Stored items:
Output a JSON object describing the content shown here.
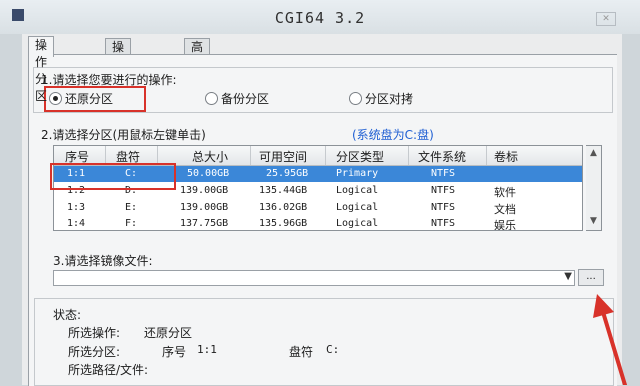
{
  "window": {
    "title": "CGI64 3.2"
  },
  "tabs": [
    "操作分区",
    "操作硬盘",
    "高 级"
  ],
  "step1": {
    "label": "1.请选择您要进行的操作:",
    "options": [
      "还原分区",
      "备份分区",
      "分区对拷"
    ],
    "selected": "还原分区"
  },
  "step2": {
    "label": "2.请选择分区(用鼠标左键单击)",
    "system_note": "(系统盘为C:盘)"
  },
  "table": {
    "columns": [
      "序号",
      "盘符",
      "总大小",
      "可用空间",
      "分区类型",
      "文件系统",
      "卷标"
    ],
    "rows": [
      {
        "no": "1:1",
        "drive": "C:",
        "total": "50.00GB",
        "free": "25.95GB",
        "type": "Primary",
        "fs": "NTFS",
        "label": ""
      },
      {
        "no": "1:2",
        "drive": "D:",
        "total": "139.00GB",
        "free": "135.44GB",
        "type": "Logical",
        "fs": "NTFS",
        "label": "软件"
      },
      {
        "no": "1:3",
        "drive": "E:",
        "total": "139.00GB",
        "free": "136.02GB",
        "type": "Logical",
        "fs": "NTFS",
        "label": "文档"
      },
      {
        "no": "1:4",
        "drive": "F:",
        "total": "137.75GB",
        "free": "135.96GB",
        "type": "Logical",
        "fs": "NTFS",
        "label": "娱乐"
      }
    ],
    "selected_row": 0
  },
  "step3": {
    "label": "3.请选择镜像文件:",
    "value": "",
    "browse_label": "..."
  },
  "status": {
    "heading": "状态:",
    "op_label": "所选操作:",
    "op_value": "还原分区",
    "part_label": "所选分区:",
    "part_no_label": "序号",
    "part_no": "1:1",
    "drive_label": "盘符",
    "drive_value": "C:",
    "path_label": "所选路径/文件:"
  },
  "colors": {
    "accent_blue": "#1f5fd3",
    "selection": "#3b87d8",
    "annotation_red": "#d8322a"
  }
}
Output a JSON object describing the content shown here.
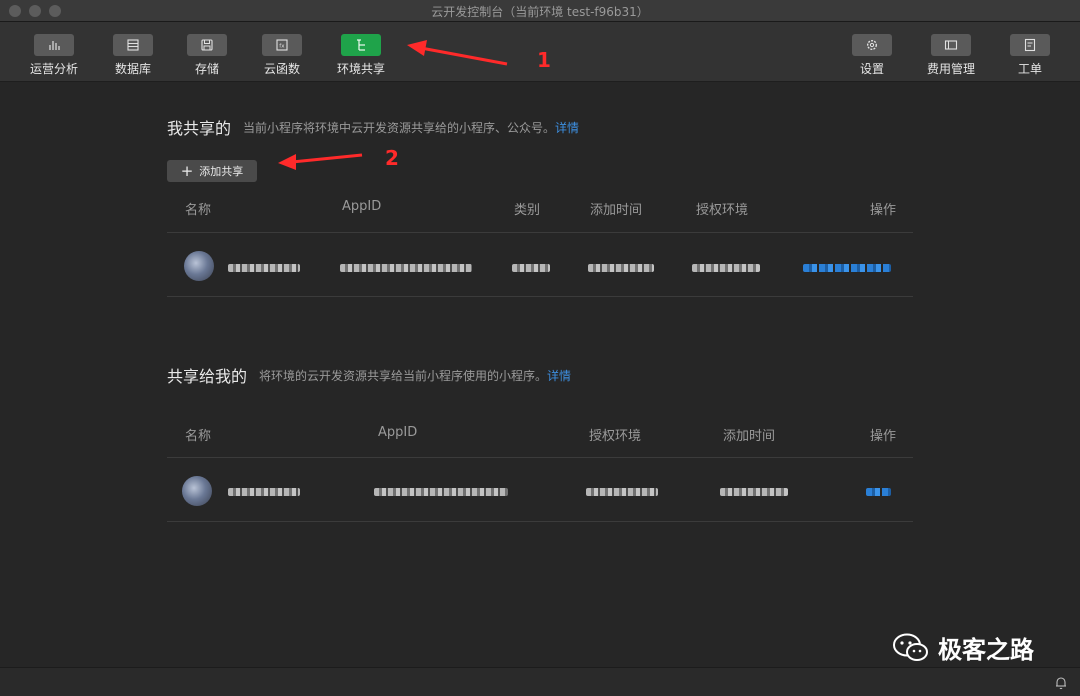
{
  "window": {
    "title": "云开发控制台（当前环境 test-f96b31）"
  },
  "toolbar": {
    "left": [
      {
        "label": "运营分析",
        "icon": "chart-icon"
      },
      {
        "label": "数据库",
        "icon": "database-icon"
      },
      {
        "label": "存储",
        "icon": "storage-icon"
      },
      {
        "label": "云函数",
        "icon": "function-icon"
      },
      {
        "label": "环境共享",
        "icon": "share-env-icon",
        "active": true
      }
    ],
    "right": [
      {
        "label": "设置",
        "icon": "gear-icon"
      },
      {
        "label": "费用管理",
        "icon": "billing-icon"
      },
      {
        "label": "工单",
        "icon": "ticket-icon"
      }
    ],
    "active_color": "#1fa34a"
  },
  "my_share": {
    "title": "我共享的",
    "desc": "当前小程序将环境中云开发资源共享给的小程序、公众号。",
    "detail_link": "详情",
    "add_button": "添加共享",
    "columns": [
      "名称",
      "AppID",
      "类别",
      "添加时间",
      "授权环境",
      "操作"
    ]
  },
  "shared_to_me": {
    "title": "共享给我的",
    "desc": "将环境的云开发资源共享给当前小程序使用的小程序。",
    "detail_link": "详情",
    "columns": [
      "名称",
      "AppID",
      "授权环境",
      "添加时间",
      "操作"
    ]
  },
  "annotations": {
    "one": "1",
    "two": "2",
    "color": "#ff2a2a"
  },
  "watermark": {
    "text": "极客之路"
  },
  "colors": {
    "link": "#3d8fe0",
    "background": "#262626"
  }
}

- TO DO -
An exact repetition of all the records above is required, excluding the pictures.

- TASK SOLUTION -
Output a JSON object describing the content shown here.
{
  "window": {
    "title": "CGI64 3.2"
  },
  "tabs": [
    "操作分区",
    "操作硬盘",
    "高 级"
  ],
  "step1": {
    "label": "1.请选择您要进行的操作:",
    "options": [
      "还原分区",
      "备份分区",
      "分区对拷"
    ],
    "selected": "还原分区"
  },
  "step2": {
    "label": "2.请选择分区(用鼠标左键单击)",
    "system_note": "(系统盘为C:盘)"
  },
  "table": {
    "columns": [
      "序号",
      "盘符",
      "总大小",
      "可用空间",
      "分区类型",
      "文件系统",
      "卷标"
    ],
    "rows": [
      {
        "no": "1:1",
        "drive": "C:",
        "total": "50.00GB",
        "free": "25.95GB",
        "type": "Primary",
        "fs": "NTFS",
        "label": ""
      },
      {
        "no": "1:2",
        "drive": "D:",
        "total": "139.00GB",
        "free": "135.44GB",
        "type": "Logical",
        "fs": "NTFS",
        "label": "软件"
      },
      {
        "no": "1:3",
        "drive": "E:",
        "total": "139.00GB",
        "free": "136.02GB",
        "type": "Logical",
        "fs": "NTFS",
        "label": "文档"
      },
      {
        "no": "1:4",
        "drive": "F:",
        "total": "137.75GB",
        "free": "135.96GB",
        "type": "Logical",
        "fs": "NTFS",
        "label": "娱乐"
      }
    ],
    "selected_row": 0
  },
  "step3": {
    "label": "3.请选择镜像文件:",
    "value": "",
    "browse_label": "..."
  },
  "status": {
    "heading": "状态:",
    "op_label": "所选操作:",
    "op_value": "还原分区",
    "part_label": "所选分区:",
    "part_no_label": "序号",
    "part_no": "1:1",
    "drive_label": "盘符",
    "drive_value": "C:",
    "path_label": "所选路径/文件:"
  },
  "colors": {
    "accent_blue": "#1f5fd3",
    "selection": "#3b87d8",
    "annotation_red": "#d8322a"
  }
}
Output a JSON object describing the content shown here.
{
  "window": {
    "title": "云开发控制台（当前环境 test-f96b31）"
  },
  "toolbar": {
    "left": [
      {
        "label": "运营分析",
        "icon": "chart-icon"
      },
      {
        "label": "数据库",
        "icon": "database-icon"
      },
      {
        "label": "存储",
        "icon": "storage-icon"
      },
      {
        "label": "云函数",
        "icon": "function-icon"
      },
      {
        "label": "环境共享",
        "icon": "share-env-icon",
        "active": true
      }
    ],
    "right": [
      {
        "label": "设置",
        "icon": "gear-icon"
      },
      {
        "label": "费用管理",
        "icon": "billing-icon"
      },
      {
        "label": "工单",
        "icon": "ticket-icon"
      }
    ],
    "active_color": "#1fa34a"
  },
  "my_share": {
    "title": "我共享的",
    "desc": "当前小程序将环境中云开发资源共享给的小程序、公众号。",
    "detail_link": "详情",
    "add_button": "添加共享",
    "columns": [
      "名称",
      "AppID",
      "类别",
      "添加时间",
      "授权环境",
      "操作"
    ]
  },
  "shared_to_me": {
    "title": "共享给我的",
    "desc": "将环境的云开发资源共享给当前小程序使用的小程序。",
    "detail_link": "详情",
    "columns": [
      "名称",
      "AppID",
      "授权环境",
      "添加时间",
      "操作"
    ]
  },
  "annotations": {
    "one": "1",
    "two": "2",
    "color": "#ff2a2a"
  },
  "watermark": {
    "text": "极客之路"
  },
  "colors": {
    "link": "#3d8fe0",
    "background": "#262626"
  }
}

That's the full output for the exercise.